A clipsome waist, and bosom's balmy rise?”
"How charming, would he think, to see her here,
When Keats and Shelley, with their immeasurably finer poetical gifts and instincts, successively followed Leigh Hunt in the attempt to add a familiar lenity of style to variety of movement in this metre, Shelley, it need not be said, was in no danger of falling into any such underbred strain as this; but Keats at first falls, or is near falling, into it more than once.
Next as to the influence which Leigh Hunt involuntarily exercised on his friends' fortunes, and their estimation by the world. We have seen how he found himself, in prison, and for some time after his release, a kind of political hero on the liberal side, a part for which nature had by no means fitted him. This was in itself enough to mark him out as a special butt for Tory vengeance; yet that vengeance would hardly have been so inveterate as it was but for other secondary causes. During his imprisonment Leigh Hunt had reprinted from the Reflector, with notes and additions, an airily presumptuous trifle in verse called the Feast of the Poets, which he had written about two years before. In it Apollo is represented as convoking the contemporary British poets, or pretenders to the poetical title, to a session, or rather to a supper. Some of those who present themselves the god rejects with scorn, others he cordially welcomes, others he admits with reserve and admonition. Moore and Campbell fare the best; Southey and Scott are accepted, but with reproof; Coleridge and Wordsworth chidden and dismissed. The criticisms
are not more short-sighted than those even of just and able men commonly are on their contemporaries. The bitterness of the "Lost Leader" feeling to which we have referred accounts for much of Hunt's disparagement of the Lake writers, while in common with all liberals he was prejudiced against Scott as a conspicuous high Tory and friend to kings. But he quite acknowledged the genius, while he condemned the defection, and also what he thought the poetical perversities, of Wordsworth. His treatment of Scott, on the other hand, is idly flippant and patronising. Now it so happened that of the two champions who were soon after to wield, one the bludgeon, and the other the dagger, of Tory criticism in Edinburgh, -I mean Wilson and Lockhart-Wilson was the cordial friend and admirer of Wordsworth, and Lockhart a man of many hatreds but one great devotion, and that devotion was to Scott. Hence a part at least of the peculiar and, as it might seem, paradoxical rancour with which the gentle Hunt, and Keats as his friend and supposed follower, were by-and-bye to be persecuted in Blackwood.

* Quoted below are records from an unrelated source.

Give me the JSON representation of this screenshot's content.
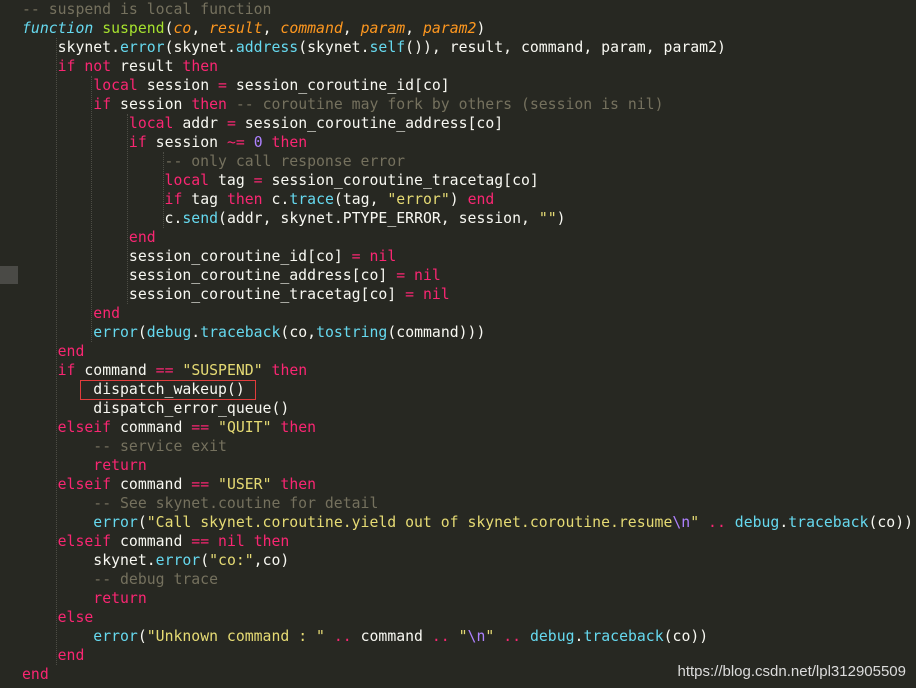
{
  "editor": {
    "theme": "monokai",
    "colors": {
      "background": "#272822",
      "keyword": "#f92672",
      "builtin": "#66d9ef",
      "function_name": "#a6e22e",
      "parameter": "#fd971f",
      "string": "#e6db74",
      "number": "#ae81ff",
      "comment": "#75715e",
      "text": "#f8f8f2",
      "highlight_box": "#e03c3c"
    },
    "lines": [
      "-- suspend is local function",
      "function suspend(co, result, command, param, param2)",
      "    skynet.error(skynet.address(skynet.self()), result, command, param, param2)",
      "    if not result then",
      "        local session = session_coroutine_id[co]",
      "        if session then -- coroutine may fork by others (session is nil)",
      "            local addr = session_coroutine_address[co]",
      "            if session ~= 0 then",
      "                -- only call response error",
      "                local tag = session_coroutine_tracetag[co]",
      "                if tag then c.trace(tag, \"error\") end",
      "                c.send(addr, skynet.PTYPE_ERROR, session, \"\")",
      "            end",
      "            session_coroutine_id[co] = nil",
      "            session_coroutine_address[co] = nil",
      "            session_coroutine_tracetag[co] = nil",
      "        end",
      "        error(debug.traceback(co,tostring(command)))",
      "    end",
      "    if command == \"SUSPEND\" then",
      "        dispatch_wakeup()",
      "        dispatch_error_queue()",
      "    elseif command == \"QUIT\" then",
      "        -- service exit",
      "        return",
      "    elseif command == \"USER\" then",
      "        -- See skynet.coutine for detail",
      "        error(\"Call skynet.coroutine.yield out of skynet.coroutine.resume\\n\" .. debug.traceback(co))",
      "    elseif command == nil then",
      "        skynet.error(\"co:\",co)",
      "        -- debug trace",
      "        return",
      "    else",
      "        error(\"Unknown command : \" .. command .. \"\\n\" .. debug.traceback(co))",
      "    end",
      "end"
    ],
    "highlighted_line": 20
  },
  "watermark": "https://blog.csdn.net/lpl312905509"
}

To go back to the point at which Hunt and Keats first became known to each other. Cowden Clarke began by carrying up to Hunt, who had now moved from the Edgeware Road to a cottage in the Vale of Health at Hampstead, a few of Keats's poems in manuscript. Horace Smith was with Hunt when the young poet's work was shown him. Both were eager in its praises, and in questions concerning the person and character of the author. Cowden Clarke at Hunt's request brought Keats to call on him soon afterwards, and has left a vivid account of their pleasant welcome and conversation. The introduction seems to have taken place early in the spring of 1816.' Keats 1 See Appendix, p. 220.